- **Aim of the task**: Could you tally the lines in the listing below that include the word "data"? Respond with the total alone.

- **Supplied material**:
****************************************
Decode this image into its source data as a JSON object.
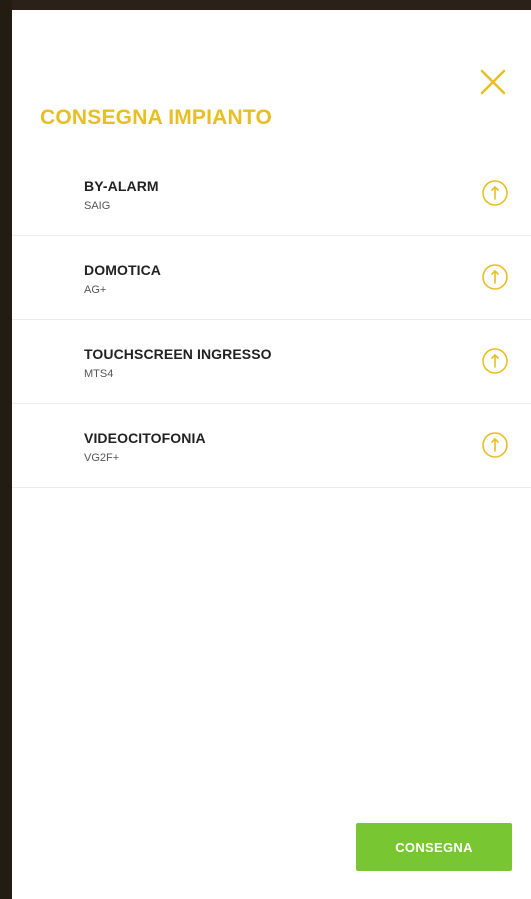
{
  "panel": {
    "title": "CONSEGNA IMPIANTO",
    "close_icon": "close-icon",
    "accent_color": "#e8be24"
  },
  "devices": [
    {
      "name": "BY-ALARM",
      "code": "SAIG",
      "icon": "info-circle-icon"
    },
    {
      "name": "DOMOTICA",
      "code": "AG+",
      "icon": "info-circle-icon"
    },
    {
      "name": "TOUCHSCREEN INGRESSO",
      "code": "MTS4",
      "icon": "info-circle-icon"
    },
    {
      "name": "VIDEOCITOFONIA",
      "code": "VG2F+",
      "icon": "info-circle-icon"
    }
  ],
  "footer": {
    "submit_label": "CONSEGNA",
    "submit_color": "#78c631"
  }
}
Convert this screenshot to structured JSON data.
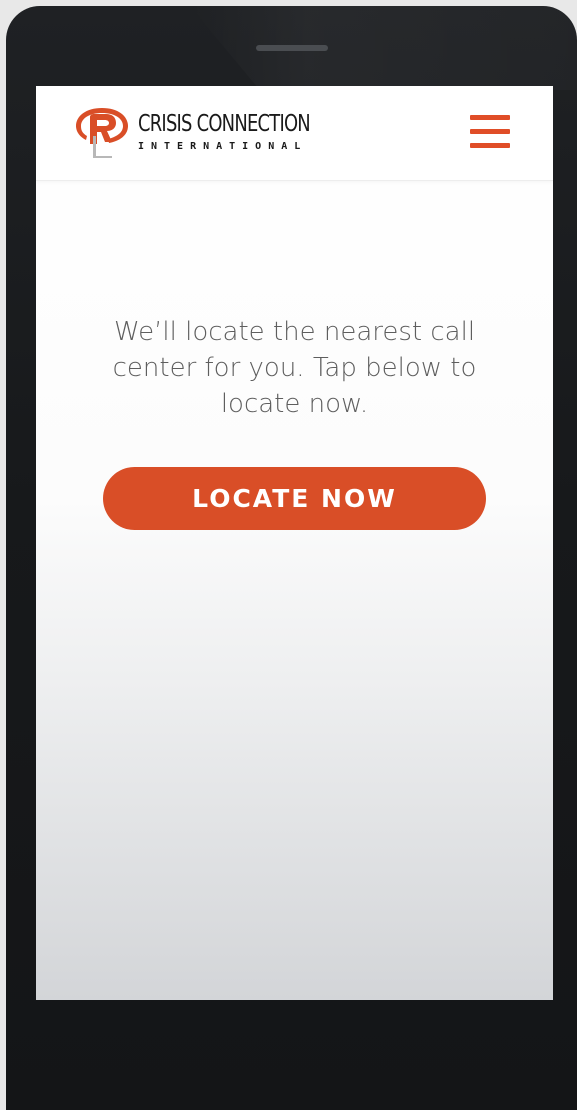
{
  "app": {
    "brand_name": "CRISIS CONNECTION",
    "brand_subtitle": "INTERNATIONAL",
    "brand_color": "#d94e27"
  },
  "header": {
    "logo_icon": "crisis-connection-logo-icon",
    "menu_icon": "hamburger-menu-icon"
  },
  "main": {
    "message": "We’ll locate the nearest call center for you. Tap below to locate now.",
    "button_label": "LOCATE NOW"
  }
}
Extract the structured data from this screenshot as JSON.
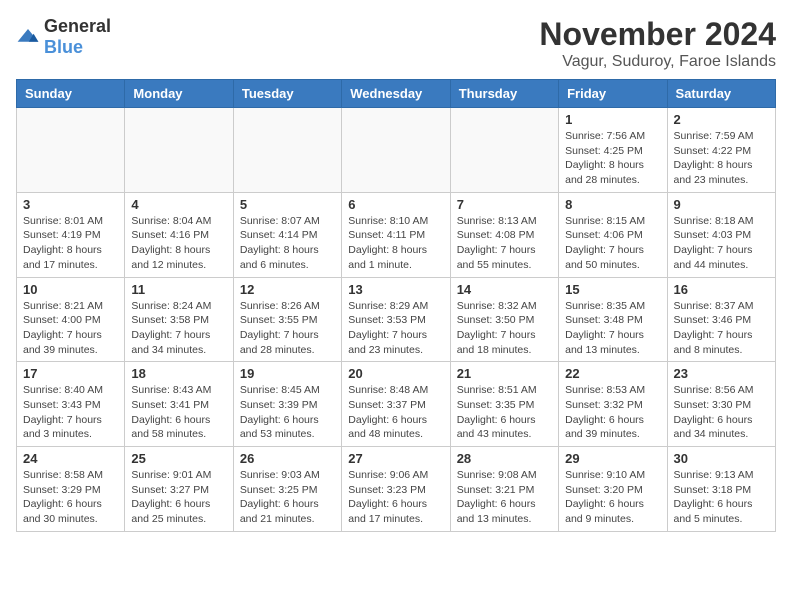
{
  "logo": {
    "general": "General",
    "blue": "Blue"
  },
  "header": {
    "month": "November 2024",
    "location": "Vagur, Suduroy, Faroe Islands"
  },
  "weekdays": [
    "Sunday",
    "Monday",
    "Tuesday",
    "Wednesday",
    "Thursday",
    "Friday",
    "Saturday"
  ],
  "weeks": [
    [
      {
        "day": "",
        "info": ""
      },
      {
        "day": "",
        "info": ""
      },
      {
        "day": "",
        "info": ""
      },
      {
        "day": "",
        "info": ""
      },
      {
        "day": "",
        "info": ""
      },
      {
        "day": "1",
        "info": "Sunrise: 7:56 AM\nSunset: 4:25 PM\nDaylight: 8 hours and 28 minutes."
      },
      {
        "day": "2",
        "info": "Sunrise: 7:59 AM\nSunset: 4:22 PM\nDaylight: 8 hours and 23 minutes."
      }
    ],
    [
      {
        "day": "3",
        "info": "Sunrise: 8:01 AM\nSunset: 4:19 PM\nDaylight: 8 hours and 17 minutes."
      },
      {
        "day": "4",
        "info": "Sunrise: 8:04 AM\nSunset: 4:16 PM\nDaylight: 8 hours and 12 minutes."
      },
      {
        "day": "5",
        "info": "Sunrise: 8:07 AM\nSunset: 4:14 PM\nDaylight: 8 hours and 6 minutes."
      },
      {
        "day": "6",
        "info": "Sunrise: 8:10 AM\nSunset: 4:11 PM\nDaylight: 8 hours and 1 minute."
      },
      {
        "day": "7",
        "info": "Sunrise: 8:13 AM\nSunset: 4:08 PM\nDaylight: 7 hours and 55 minutes."
      },
      {
        "day": "8",
        "info": "Sunrise: 8:15 AM\nSunset: 4:06 PM\nDaylight: 7 hours and 50 minutes."
      },
      {
        "day": "9",
        "info": "Sunrise: 8:18 AM\nSunset: 4:03 PM\nDaylight: 7 hours and 44 minutes."
      }
    ],
    [
      {
        "day": "10",
        "info": "Sunrise: 8:21 AM\nSunset: 4:00 PM\nDaylight: 7 hours and 39 minutes."
      },
      {
        "day": "11",
        "info": "Sunrise: 8:24 AM\nSunset: 3:58 PM\nDaylight: 7 hours and 34 minutes."
      },
      {
        "day": "12",
        "info": "Sunrise: 8:26 AM\nSunset: 3:55 PM\nDaylight: 7 hours and 28 minutes."
      },
      {
        "day": "13",
        "info": "Sunrise: 8:29 AM\nSunset: 3:53 PM\nDaylight: 7 hours and 23 minutes."
      },
      {
        "day": "14",
        "info": "Sunrise: 8:32 AM\nSunset: 3:50 PM\nDaylight: 7 hours and 18 minutes."
      },
      {
        "day": "15",
        "info": "Sunrise: 8:35 AM\nSunset: 3:48 PM\nDaylight: 7 hours and 13 minutes."
      },
      {
        "day": "16",
        "info": "Sunrise: 8:37 AM\nSunset: 3:46 PM\nDaylight: 7 hours and 8 minutes."
      }
    ],
    [
      {
        "day": "17",
        "info": "Sunrise: 8:40 AM\nSunset: 3:43 PM\nDaylight: 7 hours and 3 minutes."
      },
      {
        "day": "18",
        "info": "Sunrise: 8:43 AM\nSunset: 3:41 PM\nDaylight: 6 hours and 58 minutes."
      },
      {
        "day": "19",
        "info": "Sunrise: 8:45 AM\nSunset: 3:39 PM\nDaylight: 6 hours and 53 minutes."
      },
      {
        "day": "20",
        "info": "Sunrise: 8:48 AM\nSunset: 3:37 PM\nDaylight: 6 hours and 48 minutes."
      },
      {
        "day": "21",
        "info": "Sunrise: 8:51 AM\nSunset: 3:35 PM\nDaylight: 6 hours and 43 minutes."
      },
      {
        "day": "22",
        "info": "Sunrise: 8:53 AM\nSunset: 3:32 PM\nDaylight: 6 hours and 39 minutes."
      },
      {
        "day": "23",
        "info": "Sunrise: 8:56 AM\nSunset: 3:30 PM\nDaylight: 6 hours and 34 minutes."
      }
    ],
    [
      {
        "day": "24",
        "info": "Sunrise: 8:58 AM\nSunset: 3:29 PM\nDaylight: 6 hours and 30 minutes."
      },
      {
        "day": "25",
        "info": "Sunrise: 9:01 AM\nSunset: 3:27 PM\nDaylight: 6 hours and 25 minutes."
      },
      {
        "day": "26",
        "info": "Sunrise: 9:03 AM\nSunset: 3:25 PM\nDaylight: 6 hours and 21 minutes."
      },
      {
        "day": "27",
        "info": "Sunrise: 9:06 AM\nSunset: 3:23 PM\nDaylight: 6 hours and 17 minutes."
      },
      {
        "day": "28",
        "info": "Sunrise: 9:08 AM\nSunset: 3:21 PM\nDaylight: 6 hours and 13 minutes."
      },
      {
        "day": "29",
        "info": "Sunrise: 9:10 AM\nSunset: 3:20 PM\nDaylight: 6 hours and 9 minutes."
      },
      {
        "day": "30",
        "info": "Sunrise: 9:13 AM\nSunset: 3:18 PM\nDaylight: 6 hours and 5 minutes."
      }
    ]
  ]
}
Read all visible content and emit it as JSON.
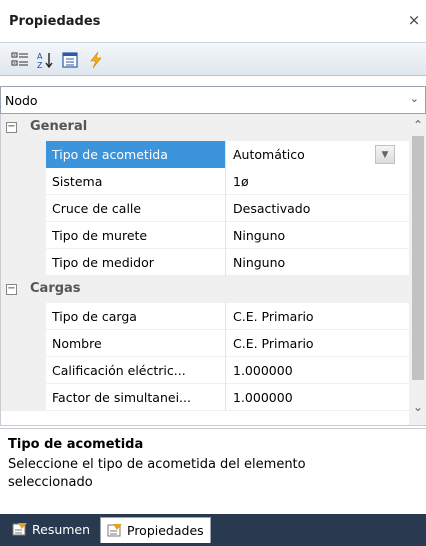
{
  "window": {
    "title": "Propiedades",
    "close_glyph": "×"
  },
  "toolbar": {
    "buttons": [
      {
        "name": "categorized-view-icon"
      },
      {
        "name": "alphabetical-sort-icon"
      },
      {
        "name": "property-pages-icon"
      },
      {
        "name": "events-lightning-icon"
      }
    ]
  },
  "object_selector": {
    "value": "Nodo",
    "arrow": "⌄"
  },
  "grid": {
    "categories": [
      {
        "label": "General",
        "expander": "−",
        "rows": [
          {
            "name": "Tipo de acometida",
            "value": "Automático",
            "selected": true
          },
          {
            "name": "Sistema",
            "value": "1ø"
          },
          {
            "name": "Cruce de calle",
            "value": "Desactivado"
          },
          {
            "name": "Tipo de murete",
            "value": "Ninguno"
          },
          {
            "name": "Tipo de medidor",
            "value": "Ninguno"
          }
        ]
      },
      {
        "label": "Cargas",
        "expander": "−",
        "rows": [
          {
            "name": "Tipo de carga",
            "value": "C.E. Primario"
          },
          {
            "name": "Nombre",
            "value": "C.E. Primario"
          },
          {
            "name": "Calificación eléctric...",
            "value": "1.000000"
          },
          {
            "name": "Factor de simultanei...",
            "value": "1.000000"
          }
        ]
      }
    ],
    "dropdown_glyph": "▼",
    "scroll_up": "⌃",
    "scroll_down": "⌄"
  },
  "description": {
    "title": "Tipo de acometida",
    "text": "Seleccione el tipo de acometida del elemento seleccionado"
  },
  "tabs": [
    {
      "label": "Resumen",
      "active": false
    },
    {
      "label": "Propiedades",
      "active": true
    }
  ],
  "colors": {
    "selection": "#3c94dc",
    "tabbar": "#293a50",
    "toolbar_top": "#f4f7fb",
    "toolbar_bottom": "#dfe6ee",
    "lightning": "#f2b01e"
  }
}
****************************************
- **Result of this task**: 3